## Your assignment
Give back all the records below, unaltered.
*** Opening of Material provided ***
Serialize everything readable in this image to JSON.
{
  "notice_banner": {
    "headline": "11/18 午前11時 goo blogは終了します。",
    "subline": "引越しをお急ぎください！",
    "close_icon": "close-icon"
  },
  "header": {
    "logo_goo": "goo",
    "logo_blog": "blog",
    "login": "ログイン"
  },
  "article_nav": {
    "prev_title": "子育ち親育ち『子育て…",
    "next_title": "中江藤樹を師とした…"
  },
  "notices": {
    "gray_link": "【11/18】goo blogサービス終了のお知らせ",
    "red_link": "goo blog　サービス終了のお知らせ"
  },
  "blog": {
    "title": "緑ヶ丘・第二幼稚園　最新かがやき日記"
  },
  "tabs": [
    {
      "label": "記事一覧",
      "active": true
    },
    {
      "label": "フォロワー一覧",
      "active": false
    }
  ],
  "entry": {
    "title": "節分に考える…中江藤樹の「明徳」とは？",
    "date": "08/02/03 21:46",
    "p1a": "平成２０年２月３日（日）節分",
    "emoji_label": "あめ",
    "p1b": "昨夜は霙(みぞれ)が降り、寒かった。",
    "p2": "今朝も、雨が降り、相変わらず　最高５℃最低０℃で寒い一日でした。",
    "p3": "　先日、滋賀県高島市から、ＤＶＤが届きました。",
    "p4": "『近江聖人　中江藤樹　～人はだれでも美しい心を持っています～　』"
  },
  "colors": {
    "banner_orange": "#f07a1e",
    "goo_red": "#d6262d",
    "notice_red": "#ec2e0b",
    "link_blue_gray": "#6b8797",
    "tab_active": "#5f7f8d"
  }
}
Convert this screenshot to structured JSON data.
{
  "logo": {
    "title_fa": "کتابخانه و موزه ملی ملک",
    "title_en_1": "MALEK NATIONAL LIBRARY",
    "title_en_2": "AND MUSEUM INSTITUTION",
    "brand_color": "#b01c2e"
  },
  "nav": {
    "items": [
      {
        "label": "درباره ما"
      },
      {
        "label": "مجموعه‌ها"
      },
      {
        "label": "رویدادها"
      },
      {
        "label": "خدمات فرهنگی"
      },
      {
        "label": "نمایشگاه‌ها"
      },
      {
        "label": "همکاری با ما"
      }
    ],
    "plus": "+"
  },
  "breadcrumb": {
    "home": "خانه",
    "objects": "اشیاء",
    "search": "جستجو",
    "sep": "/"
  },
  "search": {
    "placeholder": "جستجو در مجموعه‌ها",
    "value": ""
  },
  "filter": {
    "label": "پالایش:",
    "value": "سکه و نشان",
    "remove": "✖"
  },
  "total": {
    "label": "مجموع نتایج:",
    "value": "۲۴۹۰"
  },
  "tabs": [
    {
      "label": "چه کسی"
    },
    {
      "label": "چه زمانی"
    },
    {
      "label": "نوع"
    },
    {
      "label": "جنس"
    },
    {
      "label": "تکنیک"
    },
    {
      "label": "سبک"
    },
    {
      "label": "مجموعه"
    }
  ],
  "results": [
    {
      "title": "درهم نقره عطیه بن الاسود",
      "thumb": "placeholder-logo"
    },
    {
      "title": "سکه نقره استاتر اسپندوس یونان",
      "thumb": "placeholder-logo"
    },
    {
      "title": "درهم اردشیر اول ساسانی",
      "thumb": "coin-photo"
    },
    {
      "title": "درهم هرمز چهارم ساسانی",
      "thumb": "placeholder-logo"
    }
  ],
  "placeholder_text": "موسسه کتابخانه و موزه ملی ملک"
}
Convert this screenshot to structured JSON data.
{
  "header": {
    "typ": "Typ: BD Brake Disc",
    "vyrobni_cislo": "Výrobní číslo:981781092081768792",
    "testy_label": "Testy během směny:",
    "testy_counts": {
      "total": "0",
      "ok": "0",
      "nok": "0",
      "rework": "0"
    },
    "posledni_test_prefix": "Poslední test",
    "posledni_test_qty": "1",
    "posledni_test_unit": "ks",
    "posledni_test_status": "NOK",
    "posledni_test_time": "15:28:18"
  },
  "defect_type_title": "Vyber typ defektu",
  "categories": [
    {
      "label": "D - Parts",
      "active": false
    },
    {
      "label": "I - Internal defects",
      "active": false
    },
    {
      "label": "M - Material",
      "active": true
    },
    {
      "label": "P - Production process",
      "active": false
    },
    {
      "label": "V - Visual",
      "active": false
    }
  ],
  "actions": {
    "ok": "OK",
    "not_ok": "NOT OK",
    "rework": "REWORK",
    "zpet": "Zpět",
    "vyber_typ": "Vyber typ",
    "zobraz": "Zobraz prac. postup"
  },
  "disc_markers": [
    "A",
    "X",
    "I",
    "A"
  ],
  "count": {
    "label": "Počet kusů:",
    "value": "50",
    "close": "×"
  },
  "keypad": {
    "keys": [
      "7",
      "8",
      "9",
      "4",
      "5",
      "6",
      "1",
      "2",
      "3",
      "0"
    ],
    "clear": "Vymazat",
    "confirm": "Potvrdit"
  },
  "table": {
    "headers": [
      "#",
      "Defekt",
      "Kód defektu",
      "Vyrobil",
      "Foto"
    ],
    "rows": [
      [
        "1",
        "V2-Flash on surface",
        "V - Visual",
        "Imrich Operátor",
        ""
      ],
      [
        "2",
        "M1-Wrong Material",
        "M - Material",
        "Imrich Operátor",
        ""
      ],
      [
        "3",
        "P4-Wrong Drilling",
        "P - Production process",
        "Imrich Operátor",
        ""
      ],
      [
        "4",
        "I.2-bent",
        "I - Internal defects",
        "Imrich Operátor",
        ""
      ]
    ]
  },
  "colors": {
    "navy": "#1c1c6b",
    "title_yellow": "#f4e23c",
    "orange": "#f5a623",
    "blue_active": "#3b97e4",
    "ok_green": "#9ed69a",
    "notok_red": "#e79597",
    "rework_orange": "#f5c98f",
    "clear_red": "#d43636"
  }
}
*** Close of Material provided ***
## Answer section
Serialize everything readable in this image to JSON.
{
  "notice_banner": {
    "headline": "11/18 午前11時 goo blogは終了します。",
    "subline": "引越しをお急ぎください！",
    "close_icon": "close-icon"
  },
  "header": {
    "logo_goo": "goo",
    "logo_blog": "blog",
    "login": "ログイン"
  },
  "article_nav": {
    "prev_title": "子育ち親育ち『子育て…",
    "next_title": "中江藤樹を師とした…"
  },
  "notices": {
    "gray_link": "【11/18】goo blogサービス終了のお知らせ",
    "red_link": "goo blog　サービス終了のお知らせ"
  },
  "blog": {
    "title": "緑ヶ丘・第二幼稚園　最新かがやき日記"
  },
  "tabs": [
    {
      "label": "記事一覧",
      "active": true
    },
    {
      "label": "フォロワー一覧",
      "active": false
    }
  ],
  "entry": {
    "title": "節分に考える…中江藤樹の「明徳」とは？",
    "date": "08/02/03 21:46",
    "p1a": "平成２０年２月３日（日）節分",
    "emoji_label": "あめ",
    "p1b": "昨夜は霙(みぞれ)が降り、寒かった。",
    "p2": "今朝も、雨が降り、相変わらず　最高５℃最低０℃で寒い一日でした。",
    "p3": "　先日、滋賀県高島市から、ＤＶＤが届きました。",
    "p4": "『近江聖人　中江藤樹　～人はだれでも美しい心を持っています～　』"
  },
  "colors": {
    "banner_orange": "#f07a1e",
    "goo_red": "#d6262d",
    "notice_red": "#ec2e0b",
    "link_blue_gray": "#6b8797",
    "tab_active": "#5f7f8d"
  }
}
Convert this screenshot to structured JSON data.
{
  "logo": {
    "title_fa": "کتابخانه و موزه ملی ملک",
    "title_en_1": "MALEK NATIONAL LIBRARY",
    "title_en_2": "AND MUSEUM INSTITUTION",
    "brand_color": "#b01c2e"
  },
  "nav": {
    "items": [
      {
        "label": "درباره ما"
      },
      {
        "label": "مجموعه‌ها"
      },
      {
        "label": "رویدادها"
      },
      {
        "label": "خدمات فرهنگی"
      },
      {
        "label": "نمایشگاه‌ها"
      },
      {
        "label": "همکاری با ما"
      }
    ],
    "plus": "+"
  },
  "breadcrumb": {
    "home": "خانه",
    "objects": "اشیاء",
    "search": "جستجو",
    "sep": "/"
  },
  "search": {
    "placeholder": "جستجو در مجموعه‌ها",
    "value": ""
  },
  "filter": {
    "label": "پالایش:",
    "value": "سکه و نشان",
    "remove": "✖"
  },
  "total": {
    "label": "مجموع نتایج:",
    "value": "۲۴۹۰"
  },
  "tabs": [
    {
      "label": "چه کسی"
    },
    {
      "label": "چه زمانی"
    },
    {
      "label": "نوع"
    },
    {
      "label": "جنس"
    },
    {
      "label": "تکنیک"
    },
    {
      "label": "سبک"
    },
    {
      "label": "مجموعه"
    }
  ],
  "results": [
    {
      "title": "درهم نقره عطیه بن الاسود",
      "thumb": "placeholder-logo"
    },
    {
      "title": "سکه نقره استاتر اسپندوس یونان",
      "thumb": "placeholder-logo"
    },
    {
      "title": "درهم اردشیر اول ساسانی",
      "thumb": "coin-photo"
    },
    {
      "title": "درهم هرمز چهارم ساسانی",
      "thumb": "placeholder-logo"
    }
  ],
  "placeholder_text": "موسسه کتابخانه و موزه ملی ملک"
}
Convert this screenshot to structured JSON data.
{
  "header": {
    "typ": "Typ: BD Brake Disc",
    "vyrobni_cislo": "Výrobní číslo:981781092081768792",
    "testy_label": "Testy během směny:",
    "testy_counts": {
      "total": "0",
      "ok": "0",
      "nok": "0",
      "rework": "0"
    },
    "posledni_test_prefix": "Poslední test",
    "posledni_test_qty": "1",
    "posledni_test_unit": "ks",
    "posledni_test_status": "NOK",
    "posledni_test_time": "15:28:18"
  },
  "defect_type_title": "Vyber typ defektu",
  "categories": [
    {
      "label": "D - Parts",
      "active": false
    },
    {
      "label": "I - Internal defects",
      "active": false
    },
    {
      "label": "M - Material",
      "active": true
    },
    {
      "label": "P - Production process",
      "active": false
    },
    {
      "label": "V - Visual",
      "active": false
    }
  ],
  "actions": {
    "ok": "OK",
    "not_ok": "NOT OK",
    "rework": "REWORK",
    "zpet": "Zpět",
    "vyber_typ": "Vyber typ",
    "zobraz": "Zobraz prac. postup"
  },
  "disc_markers": [
    "A",
    "X",
    "I",
    "A"
  ],
  "count": {
    "label": "Počet kusů:",
    "value": "50",
    "close": "×"
  },
  "keypad": {
    "keys": [
      "7",
      "8",
      "9",
      "4",
      "5",
      "6",
      "1",
      "2",
      "3",
      "0"
    ],
    "clear": "Vymazat",
    "confirm": "Potvrdit"
  },
  "table": {
    "headers": [
      "#",
      "Defekt",
      "Kód defektu",
      "Vyrobil",
      "Foto"
    ],
    "rows": [
      [
        "1",
        "V2-Flash on surface",
        "V - Visual",
        "Imrich Operátor",
        ""
      ],
      [
        "2",
        "M1-Wrong Material",
        "M - Material",
        "Imrich Operátor",
        ""
      ],
      [
        "3",
        "P4-Wrong Drilling",
        "P - Production process",
        "Imrich Operátor",
        ""
      ],
      [
        "4",
        "I.2-bent",
        "I - Internal defects",
        "Imrich Operátor",
        ""
      ]
    ]
  },
  "colors": {
    "navy": "#1c1c6b",
    "title_yellow": "#f4e23c",
    "orange": "#f5a623",
    "blue_active": "#3b97e4",
    "ok_green": "#9ed69a",
    "notok_red": "#e79597",
    "rework_orange": "#f5c98f",
    "clear_red": "#d43636"
  }
}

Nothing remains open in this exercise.